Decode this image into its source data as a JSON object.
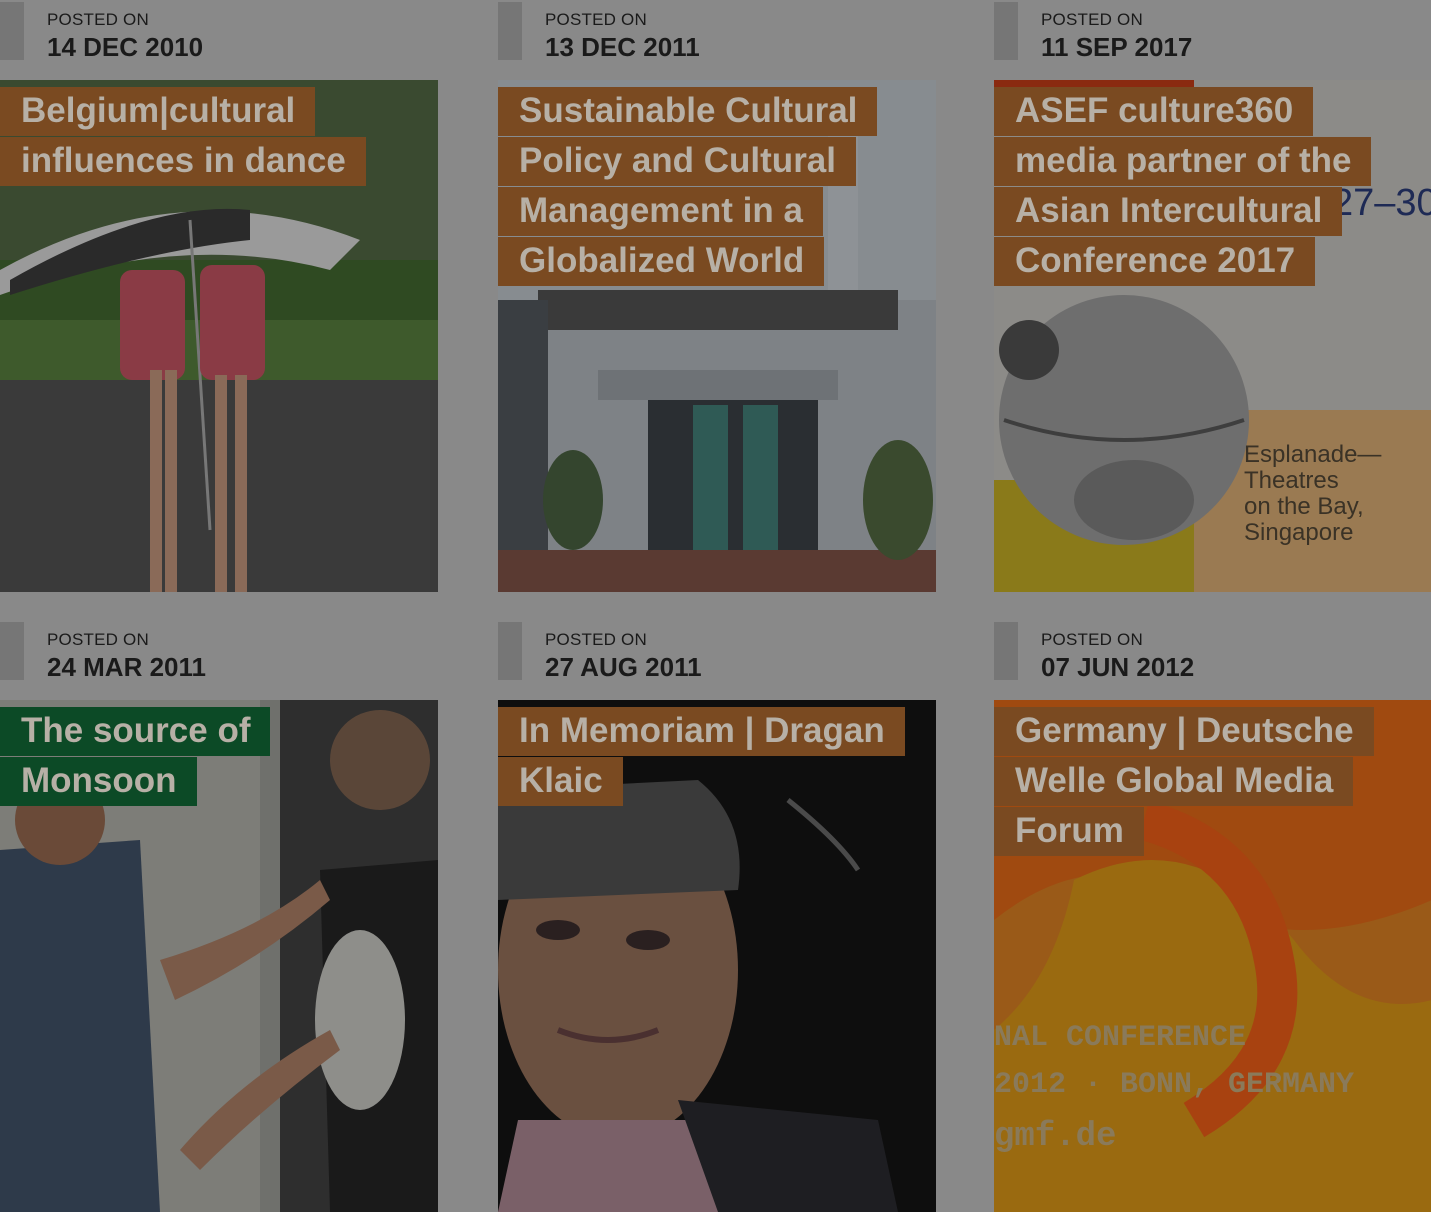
{
  "posts": [
    {
      "posted_label": "POSTED ON",
      "date": "14 DEC 2010",
      "title": "Belgium|cultural influences in dance",
      "title_color": "#7a4a21",
      "image": "girls-under-umbrella-in-rain"
    },
    {
      "posted_label": "POSTED ON",
      "date": "13 DEC 2011",
      "title": "Sustainable Cultural Policy and Cultural Management in a Globalized World",
      "title_color": "#7a4a21",
      "image": "white-building-entrance"
    },
    {
      "posted_label": "POSTED ON",
      "date": "11 SEP 2017",
      "title": "ASEF culture360 media partner of the Asian Intercultural Conference 2017",
      "title_color": "#7a4a21",
      "image": "conference-poster-globe",
      "image_text": {
        "dates": "27–30",
        "venue_line1": "Esplanade—",
        "venue_line2": "Theatres",
        "venue_line3": "on the Bay,",
        "venue_line4": "Singapore"
      }
    },
    {
      "posted_label": "POSTED ON",
      "date": "24 MAR 2011",
      "title": "The source of Monsoon",
      "title_color": "#0c4a26",
      "image": "dancers-rehearsing"
    },
    {
      "posted_label": "POSTED ON",
      "date": "27 AUG 2011",
      "title": "In Memoriam | Dragan Klaic",
      "title_color": "#7a4a21",
      "image": "man-portrait-dark"
    },
    {
      "posted_label": "POSTED ON",
      "date": "07 JUN 2012",
      "title": "Germany | Deutsche Welle Global Media Forum",
      "title_color": "#7a4a21",
      "image": "media-forum-orange-poster",
      "image_text": {
        "line1": "NAL CONFERENCE",
        "line2": "2012 · BONN, GERMANY",
        "line3": "gmf.de"
      }
    }
  ]
}
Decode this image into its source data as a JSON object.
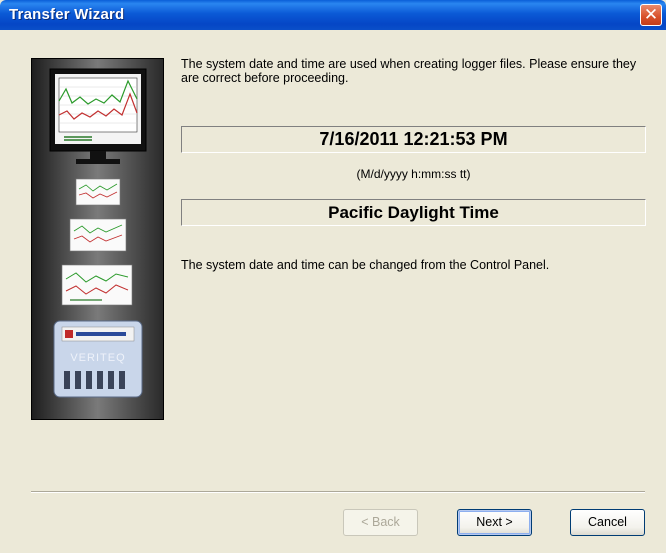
{
  "window": {
    "title": "Transfer Wizard"
  },
  "content": {
    "intro": "The system date and time are used when creating logger files. Please ensure they are correct before proceeding.",
    "datetime": "7/16/2011 12:21:53 PM",
    "format_hint": "(M/d/yyyy h:mm:ss tt)",
    "timezone": "Pacific Daylight Time",
    "footnote": "The system date and time can be changed from the Control Panel."
  },
  "side_image": {
    "logo_text": "VERITEQ"
  },
  "buttons": {
    "back": "< Back",
    "next": "Next >",
    "cancel": "Cancel"
  },
  "icons": {
    "close": "close-icon"
  },
  "colors": {
    "titlebar": "#0b5ad6",
    "close": "#d8502a",
    "background": "#ece9d8"
  }
}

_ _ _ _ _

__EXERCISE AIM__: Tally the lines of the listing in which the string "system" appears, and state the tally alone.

__RESPONSE TO THE EXERCISE__: 2